Plus: A sneaker store becomes a unicorn, Brandless struggles to turn a profit, and Google workers clash with their employer over hate speech on YouTube.
The National Security Agency obtained info on US calls and text messages without authorization … twice. The latest incident, which was unearthed by the American Civil Liberties Union, happened last October — after the NSA said it purged hundreds of millions of metadata records. The incident highlights long-standing privacy concerns regarding the organization’s massive phone surveillance program, which critics have said gives the NSA unnecessary insight into people’s private information.
According to the Journal, the NSA is considering shutting down its call data collection system because it “is now viewed by many within the intelligence community as more of a burden than a useful tool, in part due to the compliance issues.”
[Dustin Volz / Wall Street Journal]
Sneaker exchange StockX is now worth $1 billion. Recode first reported on advanced talks for the unicorn funding round in April. On Wednesday the company announced $110 million in financing as well as a new CEO: top eBay executive Scott Cutler. With this new influx of cash, StockX joins 177 other active US unicorns.
It’s the first of several online marketplaces that trade sneakers to make the cut, but similar sites have attracted also attracted millions in venture capital funding, according to the New York Times. “The rise of these online marketplaces is now pushing sneaker retailers and brands to rethink the potential of resale sites — once deemed a quirky niche for enthusiasts — as serious distribution channels,” the Times reports.

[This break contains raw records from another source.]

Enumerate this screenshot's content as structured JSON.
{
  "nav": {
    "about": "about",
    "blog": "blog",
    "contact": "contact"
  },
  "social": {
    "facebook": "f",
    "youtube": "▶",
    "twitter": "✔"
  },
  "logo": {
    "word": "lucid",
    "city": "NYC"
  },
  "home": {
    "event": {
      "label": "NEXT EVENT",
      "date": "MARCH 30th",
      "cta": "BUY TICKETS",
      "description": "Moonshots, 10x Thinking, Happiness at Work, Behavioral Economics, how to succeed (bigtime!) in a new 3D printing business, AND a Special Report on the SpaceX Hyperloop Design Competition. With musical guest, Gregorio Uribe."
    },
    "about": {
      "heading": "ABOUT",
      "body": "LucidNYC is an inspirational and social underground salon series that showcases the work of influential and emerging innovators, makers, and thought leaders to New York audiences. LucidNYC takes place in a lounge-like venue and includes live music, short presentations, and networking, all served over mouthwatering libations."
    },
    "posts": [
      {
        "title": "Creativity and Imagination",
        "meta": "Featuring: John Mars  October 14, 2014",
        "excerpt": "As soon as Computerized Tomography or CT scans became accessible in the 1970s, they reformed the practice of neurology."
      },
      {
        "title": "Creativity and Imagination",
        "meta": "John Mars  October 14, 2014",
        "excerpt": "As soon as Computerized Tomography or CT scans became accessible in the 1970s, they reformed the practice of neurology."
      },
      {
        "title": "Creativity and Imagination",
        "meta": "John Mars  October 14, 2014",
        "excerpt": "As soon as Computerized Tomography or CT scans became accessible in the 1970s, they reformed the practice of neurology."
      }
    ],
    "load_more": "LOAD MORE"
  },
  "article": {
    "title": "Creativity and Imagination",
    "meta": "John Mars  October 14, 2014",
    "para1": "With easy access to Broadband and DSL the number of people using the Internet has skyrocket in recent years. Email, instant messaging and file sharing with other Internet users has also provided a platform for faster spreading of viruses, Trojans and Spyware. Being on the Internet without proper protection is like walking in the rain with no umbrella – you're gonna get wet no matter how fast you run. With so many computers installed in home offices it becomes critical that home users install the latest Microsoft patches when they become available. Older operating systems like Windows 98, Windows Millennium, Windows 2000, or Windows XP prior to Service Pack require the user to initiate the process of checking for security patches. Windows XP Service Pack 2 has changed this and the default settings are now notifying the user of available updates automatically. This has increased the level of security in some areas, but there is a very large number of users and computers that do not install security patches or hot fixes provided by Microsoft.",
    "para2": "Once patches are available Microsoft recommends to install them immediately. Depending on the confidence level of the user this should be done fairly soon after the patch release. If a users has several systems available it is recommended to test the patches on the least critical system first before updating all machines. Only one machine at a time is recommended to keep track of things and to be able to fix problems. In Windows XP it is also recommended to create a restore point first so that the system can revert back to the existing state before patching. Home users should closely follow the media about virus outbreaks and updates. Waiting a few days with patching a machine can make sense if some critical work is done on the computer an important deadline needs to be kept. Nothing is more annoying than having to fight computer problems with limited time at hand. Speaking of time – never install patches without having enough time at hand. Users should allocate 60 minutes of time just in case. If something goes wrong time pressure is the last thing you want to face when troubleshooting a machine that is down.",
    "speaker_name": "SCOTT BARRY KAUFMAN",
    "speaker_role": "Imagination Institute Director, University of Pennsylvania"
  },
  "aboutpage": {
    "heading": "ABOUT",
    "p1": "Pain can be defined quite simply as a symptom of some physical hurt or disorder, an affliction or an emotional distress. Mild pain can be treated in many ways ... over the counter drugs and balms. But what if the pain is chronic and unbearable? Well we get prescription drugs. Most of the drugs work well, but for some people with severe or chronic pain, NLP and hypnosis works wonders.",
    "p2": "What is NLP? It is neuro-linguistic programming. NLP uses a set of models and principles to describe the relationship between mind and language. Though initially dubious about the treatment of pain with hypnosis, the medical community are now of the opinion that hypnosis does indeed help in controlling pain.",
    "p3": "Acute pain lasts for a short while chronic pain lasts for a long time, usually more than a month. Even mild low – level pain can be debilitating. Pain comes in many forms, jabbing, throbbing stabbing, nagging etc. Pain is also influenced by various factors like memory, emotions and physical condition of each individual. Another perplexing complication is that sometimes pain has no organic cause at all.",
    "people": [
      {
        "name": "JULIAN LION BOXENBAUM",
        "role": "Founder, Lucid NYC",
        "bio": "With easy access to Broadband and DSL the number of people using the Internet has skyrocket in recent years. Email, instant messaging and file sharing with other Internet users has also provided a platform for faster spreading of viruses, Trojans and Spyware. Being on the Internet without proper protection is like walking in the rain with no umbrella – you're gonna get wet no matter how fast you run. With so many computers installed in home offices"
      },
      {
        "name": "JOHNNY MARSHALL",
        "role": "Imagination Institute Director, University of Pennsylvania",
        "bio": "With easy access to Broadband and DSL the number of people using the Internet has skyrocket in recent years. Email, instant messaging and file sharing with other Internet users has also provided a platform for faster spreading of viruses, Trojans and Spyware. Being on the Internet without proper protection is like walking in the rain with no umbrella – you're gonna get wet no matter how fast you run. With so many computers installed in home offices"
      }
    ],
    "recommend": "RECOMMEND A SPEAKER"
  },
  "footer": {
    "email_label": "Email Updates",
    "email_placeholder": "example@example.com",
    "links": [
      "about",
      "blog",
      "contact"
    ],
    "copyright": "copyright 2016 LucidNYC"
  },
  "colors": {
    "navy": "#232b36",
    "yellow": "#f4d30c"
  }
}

[Erin Griffith / New York Times]
Softbank’s investment in generic packaged goods startup Brandless has been a rocky union. Brandless CEO Tina Sharkey stepped down in March due to tensions with the giant tech investor, which was urging Brandless to cut costs — which included laying off 13 percent of the company’s workforce — in order to turn a profit. The move also points to larger hardships for the direct-to-consumer company, which launched in 2016 and has faced increased competition from traditional retailers like Target, which have created and built up their own low-cost generic brands.
[Zoë Bernard / The Information]
Some Google employees want the San Francisco pride parade to ban their employer in protest over how it handles hate speech on YouTube. The group of about 100 Google employees wrote a letter to the parade’s board, saying that the company has taken too long to improve its policies, which have caused YouTube to become a breeding ground for racist and homophobic content as well as conspiracy theories. The parade committee responded by saying that Google would still participate in the parade Saturday, as it’s “historically been a strong ally to LGBTQ+ communities.
According to an internal Google memo obtained by the Verge, the company has also warned employees not to protest Google during the parade, if they are marching with the company in an official capacity.
[Josh Eidelson / Bloomberg]
Author: Rani Molla